START EXCERPTED RECORDS
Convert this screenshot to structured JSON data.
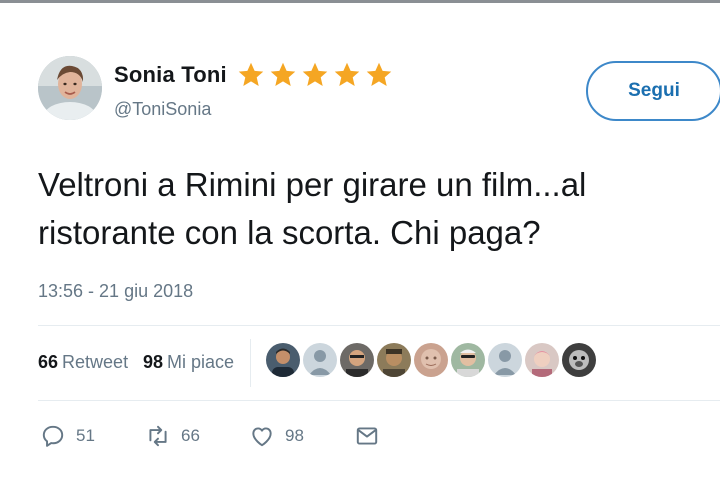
{
  "user": {
    "name": "Sonia Toni",
    "handle": "@ToniSonia",
    "star_color": "#f5a623"
  },
  "follow_label": "Segui",
  "tweet_text": "Veltroni a Rimini per girare un film...al ristorante con la scorta. Chi paga?",
  "timestamp": "13:56 - 21 giu 2018",
  "stats": {
    "retweets_count": "66",
    "retweets_label": "Retweet",
    "likes_count": "98",
    "likes_label": "Mi piace"
  },
  "actions": {
    "reply_count": "51",
    "retweet_count": "66",
    "like_count": "98"
  },
  "colors": {
    "accent": "#1b6fb0",
    "muted": "#657786"
  }
}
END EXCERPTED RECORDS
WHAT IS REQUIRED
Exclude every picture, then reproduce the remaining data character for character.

SOLUTION TO THIS TASK
Convert this screenshot to structured JSON data.
{
  "user": {
    "name": "Sonia Toni",
    "handle": "@ToniSonia",
    "star_color": "#f5a623"
  },
  "follow_label": "Segui",
  "tweet_text": "Veltroni a Rimini per girare un film...al ristorante con la scorta. Chi paga?",
  "timestamp": "13:56 - 21 giu 2018",
  "stats": {
    "retweets_count": "66",
    "retweets_label": "Retweet",
    "likes_count": "98",
    "likes_label": "Mi piace"
  },
  "actions": {
    "reply_count": "51",
    "retweet_count": "66",
    "like_count": "98"
  },
  "colors": {
    "accent": "#1b6fb0",
    "muted": "#657786"
  }
}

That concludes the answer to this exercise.